> [What to work on] Look for the word "role" in the material below. Copy each line that has it.

##############################

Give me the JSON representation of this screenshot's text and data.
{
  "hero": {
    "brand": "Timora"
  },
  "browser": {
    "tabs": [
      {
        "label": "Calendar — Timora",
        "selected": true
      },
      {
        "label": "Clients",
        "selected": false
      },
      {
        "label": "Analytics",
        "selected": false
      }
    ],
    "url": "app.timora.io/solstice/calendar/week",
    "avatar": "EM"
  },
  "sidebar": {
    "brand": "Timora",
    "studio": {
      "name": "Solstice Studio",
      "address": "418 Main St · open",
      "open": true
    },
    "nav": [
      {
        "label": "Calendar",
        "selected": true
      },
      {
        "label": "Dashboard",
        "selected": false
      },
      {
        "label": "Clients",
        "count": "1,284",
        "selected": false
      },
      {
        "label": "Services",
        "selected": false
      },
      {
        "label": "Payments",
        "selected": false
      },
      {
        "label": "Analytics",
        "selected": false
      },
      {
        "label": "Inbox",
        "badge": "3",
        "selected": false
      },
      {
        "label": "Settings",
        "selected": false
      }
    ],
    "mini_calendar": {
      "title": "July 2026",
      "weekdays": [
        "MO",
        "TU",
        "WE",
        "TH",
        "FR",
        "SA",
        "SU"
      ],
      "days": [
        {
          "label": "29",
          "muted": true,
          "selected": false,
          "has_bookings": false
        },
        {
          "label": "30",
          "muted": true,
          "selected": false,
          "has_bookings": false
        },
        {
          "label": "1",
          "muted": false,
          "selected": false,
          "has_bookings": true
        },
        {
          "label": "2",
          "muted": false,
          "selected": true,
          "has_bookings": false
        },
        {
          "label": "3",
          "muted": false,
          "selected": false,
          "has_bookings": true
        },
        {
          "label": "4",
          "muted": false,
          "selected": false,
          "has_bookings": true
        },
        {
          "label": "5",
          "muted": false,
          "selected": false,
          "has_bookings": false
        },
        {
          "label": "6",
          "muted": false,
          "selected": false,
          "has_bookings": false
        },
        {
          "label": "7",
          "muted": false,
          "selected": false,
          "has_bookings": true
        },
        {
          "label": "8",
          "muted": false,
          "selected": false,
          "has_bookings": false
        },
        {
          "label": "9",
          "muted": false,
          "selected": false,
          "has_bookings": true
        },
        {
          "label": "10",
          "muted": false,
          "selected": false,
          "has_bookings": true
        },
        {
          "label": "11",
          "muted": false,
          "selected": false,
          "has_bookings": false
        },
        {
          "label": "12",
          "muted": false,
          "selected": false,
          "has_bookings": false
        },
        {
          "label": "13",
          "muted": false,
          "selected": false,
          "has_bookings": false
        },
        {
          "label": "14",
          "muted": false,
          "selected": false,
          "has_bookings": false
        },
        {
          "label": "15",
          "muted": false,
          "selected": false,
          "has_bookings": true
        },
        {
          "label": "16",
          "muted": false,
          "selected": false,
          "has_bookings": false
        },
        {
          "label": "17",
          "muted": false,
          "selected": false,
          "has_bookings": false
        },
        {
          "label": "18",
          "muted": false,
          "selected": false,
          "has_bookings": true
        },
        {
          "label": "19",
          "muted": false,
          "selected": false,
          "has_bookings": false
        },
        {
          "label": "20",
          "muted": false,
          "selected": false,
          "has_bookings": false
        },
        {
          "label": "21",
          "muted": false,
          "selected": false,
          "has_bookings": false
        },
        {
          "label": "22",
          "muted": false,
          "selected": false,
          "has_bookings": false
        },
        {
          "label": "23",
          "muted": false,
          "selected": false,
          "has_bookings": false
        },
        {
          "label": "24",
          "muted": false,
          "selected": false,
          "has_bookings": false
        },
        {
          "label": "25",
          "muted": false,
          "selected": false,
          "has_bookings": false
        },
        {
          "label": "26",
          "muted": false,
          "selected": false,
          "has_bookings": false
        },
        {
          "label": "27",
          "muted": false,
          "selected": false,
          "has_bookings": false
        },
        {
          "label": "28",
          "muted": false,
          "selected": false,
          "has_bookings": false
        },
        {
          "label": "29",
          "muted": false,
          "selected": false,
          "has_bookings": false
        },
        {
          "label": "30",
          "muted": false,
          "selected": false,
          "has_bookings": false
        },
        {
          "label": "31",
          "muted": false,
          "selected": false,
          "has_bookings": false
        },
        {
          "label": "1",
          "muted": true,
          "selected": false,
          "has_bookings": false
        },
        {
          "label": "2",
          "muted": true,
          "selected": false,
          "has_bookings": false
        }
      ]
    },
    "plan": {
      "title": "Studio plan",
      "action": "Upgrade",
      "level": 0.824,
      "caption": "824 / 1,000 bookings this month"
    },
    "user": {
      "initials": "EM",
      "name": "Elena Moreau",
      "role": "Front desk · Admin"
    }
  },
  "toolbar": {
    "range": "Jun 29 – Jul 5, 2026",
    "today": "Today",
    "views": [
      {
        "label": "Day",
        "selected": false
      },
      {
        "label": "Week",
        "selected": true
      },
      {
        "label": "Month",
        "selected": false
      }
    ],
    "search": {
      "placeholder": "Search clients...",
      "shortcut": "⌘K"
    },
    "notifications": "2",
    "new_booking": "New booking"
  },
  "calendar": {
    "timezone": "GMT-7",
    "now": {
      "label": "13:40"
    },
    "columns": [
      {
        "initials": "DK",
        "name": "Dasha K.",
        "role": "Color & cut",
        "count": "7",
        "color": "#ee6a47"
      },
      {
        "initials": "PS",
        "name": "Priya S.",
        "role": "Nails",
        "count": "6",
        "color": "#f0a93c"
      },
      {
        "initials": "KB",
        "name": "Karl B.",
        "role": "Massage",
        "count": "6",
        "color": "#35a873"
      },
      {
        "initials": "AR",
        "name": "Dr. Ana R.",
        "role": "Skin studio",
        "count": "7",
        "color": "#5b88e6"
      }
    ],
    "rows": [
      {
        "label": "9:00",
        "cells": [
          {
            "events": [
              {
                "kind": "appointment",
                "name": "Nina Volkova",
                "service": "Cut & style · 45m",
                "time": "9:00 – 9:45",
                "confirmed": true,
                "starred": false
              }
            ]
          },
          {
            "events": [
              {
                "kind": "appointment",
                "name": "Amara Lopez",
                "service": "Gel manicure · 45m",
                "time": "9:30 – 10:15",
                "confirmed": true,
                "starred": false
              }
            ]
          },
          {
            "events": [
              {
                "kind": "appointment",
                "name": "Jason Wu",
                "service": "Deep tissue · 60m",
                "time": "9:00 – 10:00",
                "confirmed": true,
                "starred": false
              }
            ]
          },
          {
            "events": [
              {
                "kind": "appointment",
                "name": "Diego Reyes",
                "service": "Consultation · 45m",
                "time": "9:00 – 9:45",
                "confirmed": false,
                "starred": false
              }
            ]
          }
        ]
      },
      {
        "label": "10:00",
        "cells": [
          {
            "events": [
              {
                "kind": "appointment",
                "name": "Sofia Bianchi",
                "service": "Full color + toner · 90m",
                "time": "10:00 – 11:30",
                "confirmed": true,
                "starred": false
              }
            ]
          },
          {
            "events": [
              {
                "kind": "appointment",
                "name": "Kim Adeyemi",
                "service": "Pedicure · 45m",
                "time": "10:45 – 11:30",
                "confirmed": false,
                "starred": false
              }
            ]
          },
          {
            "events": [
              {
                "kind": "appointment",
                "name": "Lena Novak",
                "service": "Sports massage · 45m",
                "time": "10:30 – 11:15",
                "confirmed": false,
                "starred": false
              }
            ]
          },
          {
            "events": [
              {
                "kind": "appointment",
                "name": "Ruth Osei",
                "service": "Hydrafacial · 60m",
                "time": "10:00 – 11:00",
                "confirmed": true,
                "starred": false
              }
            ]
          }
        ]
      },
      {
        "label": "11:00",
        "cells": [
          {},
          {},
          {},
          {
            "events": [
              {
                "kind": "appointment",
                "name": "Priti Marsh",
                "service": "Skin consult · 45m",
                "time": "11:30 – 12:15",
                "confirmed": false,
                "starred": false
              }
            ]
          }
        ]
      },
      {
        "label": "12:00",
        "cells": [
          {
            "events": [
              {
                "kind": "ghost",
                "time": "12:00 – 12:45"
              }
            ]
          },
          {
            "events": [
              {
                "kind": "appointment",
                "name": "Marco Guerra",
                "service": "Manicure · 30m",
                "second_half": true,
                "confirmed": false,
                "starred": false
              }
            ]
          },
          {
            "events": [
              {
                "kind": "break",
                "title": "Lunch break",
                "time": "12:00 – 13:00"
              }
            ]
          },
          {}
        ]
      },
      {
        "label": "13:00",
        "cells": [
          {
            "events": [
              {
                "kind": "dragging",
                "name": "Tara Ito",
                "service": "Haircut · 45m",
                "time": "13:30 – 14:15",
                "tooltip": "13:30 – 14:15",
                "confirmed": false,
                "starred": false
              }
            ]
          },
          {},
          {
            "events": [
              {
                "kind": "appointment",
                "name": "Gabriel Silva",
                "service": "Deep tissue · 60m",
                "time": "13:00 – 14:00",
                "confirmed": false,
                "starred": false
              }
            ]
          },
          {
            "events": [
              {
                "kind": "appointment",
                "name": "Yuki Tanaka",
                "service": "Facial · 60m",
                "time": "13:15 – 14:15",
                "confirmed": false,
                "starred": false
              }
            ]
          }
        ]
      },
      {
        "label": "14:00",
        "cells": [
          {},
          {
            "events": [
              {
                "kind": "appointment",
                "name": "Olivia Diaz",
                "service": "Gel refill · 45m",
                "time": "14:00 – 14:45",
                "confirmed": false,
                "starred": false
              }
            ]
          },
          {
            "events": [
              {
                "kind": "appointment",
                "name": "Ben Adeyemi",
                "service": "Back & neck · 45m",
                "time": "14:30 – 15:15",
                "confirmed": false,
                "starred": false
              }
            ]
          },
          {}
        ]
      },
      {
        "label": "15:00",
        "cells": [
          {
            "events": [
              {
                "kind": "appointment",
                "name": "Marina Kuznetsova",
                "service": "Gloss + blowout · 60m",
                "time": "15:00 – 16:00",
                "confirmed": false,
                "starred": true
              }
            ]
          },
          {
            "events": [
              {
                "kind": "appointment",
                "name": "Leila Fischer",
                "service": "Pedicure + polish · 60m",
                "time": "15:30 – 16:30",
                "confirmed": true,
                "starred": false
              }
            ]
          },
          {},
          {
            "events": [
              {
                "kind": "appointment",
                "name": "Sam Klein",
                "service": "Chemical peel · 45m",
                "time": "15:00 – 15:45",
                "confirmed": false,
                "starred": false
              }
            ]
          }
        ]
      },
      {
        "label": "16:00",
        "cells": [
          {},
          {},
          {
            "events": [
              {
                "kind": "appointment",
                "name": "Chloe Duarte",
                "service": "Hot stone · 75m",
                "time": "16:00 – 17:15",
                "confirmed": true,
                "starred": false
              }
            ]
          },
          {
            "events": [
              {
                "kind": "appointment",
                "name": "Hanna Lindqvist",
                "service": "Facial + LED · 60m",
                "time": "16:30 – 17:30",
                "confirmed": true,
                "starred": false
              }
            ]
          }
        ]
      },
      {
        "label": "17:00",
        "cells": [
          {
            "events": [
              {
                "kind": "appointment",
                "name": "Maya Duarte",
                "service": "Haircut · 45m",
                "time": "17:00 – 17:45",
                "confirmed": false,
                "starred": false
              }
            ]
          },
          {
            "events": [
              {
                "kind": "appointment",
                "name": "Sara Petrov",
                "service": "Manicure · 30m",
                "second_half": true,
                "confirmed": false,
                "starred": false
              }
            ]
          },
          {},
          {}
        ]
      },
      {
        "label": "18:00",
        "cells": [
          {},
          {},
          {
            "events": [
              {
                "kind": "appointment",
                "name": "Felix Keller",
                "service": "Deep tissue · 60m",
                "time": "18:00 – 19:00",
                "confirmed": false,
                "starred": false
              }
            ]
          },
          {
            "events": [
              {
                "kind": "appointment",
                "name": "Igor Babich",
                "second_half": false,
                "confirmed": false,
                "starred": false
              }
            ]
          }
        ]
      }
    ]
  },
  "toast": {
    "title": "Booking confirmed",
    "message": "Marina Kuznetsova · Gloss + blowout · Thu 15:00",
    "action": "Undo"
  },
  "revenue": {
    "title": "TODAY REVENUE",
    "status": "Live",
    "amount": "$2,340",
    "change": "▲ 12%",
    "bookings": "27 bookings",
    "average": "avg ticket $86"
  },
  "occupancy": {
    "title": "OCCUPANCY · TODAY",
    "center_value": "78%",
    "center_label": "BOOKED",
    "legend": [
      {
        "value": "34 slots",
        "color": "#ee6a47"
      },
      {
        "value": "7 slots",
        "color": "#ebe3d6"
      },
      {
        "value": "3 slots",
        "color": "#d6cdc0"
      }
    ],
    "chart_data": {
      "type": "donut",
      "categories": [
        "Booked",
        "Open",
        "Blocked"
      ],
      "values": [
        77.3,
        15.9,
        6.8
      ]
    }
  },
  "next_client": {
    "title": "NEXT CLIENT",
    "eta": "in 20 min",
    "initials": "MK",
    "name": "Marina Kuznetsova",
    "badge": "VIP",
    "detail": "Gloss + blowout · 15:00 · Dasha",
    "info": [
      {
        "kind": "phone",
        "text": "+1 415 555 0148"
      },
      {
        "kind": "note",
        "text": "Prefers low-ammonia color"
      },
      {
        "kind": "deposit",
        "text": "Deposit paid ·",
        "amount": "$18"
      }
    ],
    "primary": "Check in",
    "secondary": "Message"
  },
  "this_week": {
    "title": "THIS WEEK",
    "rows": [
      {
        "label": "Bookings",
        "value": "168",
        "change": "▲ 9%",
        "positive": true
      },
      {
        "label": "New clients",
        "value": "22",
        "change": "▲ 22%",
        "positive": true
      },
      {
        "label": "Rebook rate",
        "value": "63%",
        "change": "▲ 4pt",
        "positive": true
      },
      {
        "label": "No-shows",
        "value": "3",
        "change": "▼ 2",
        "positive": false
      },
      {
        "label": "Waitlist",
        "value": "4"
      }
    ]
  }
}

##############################

> [Solution to the problem]
      "role": "Front desk · Admin"
        "role": "Color & cut",
        "role": "Nails",
        "role": "Massage",
        "role": "Skin studio",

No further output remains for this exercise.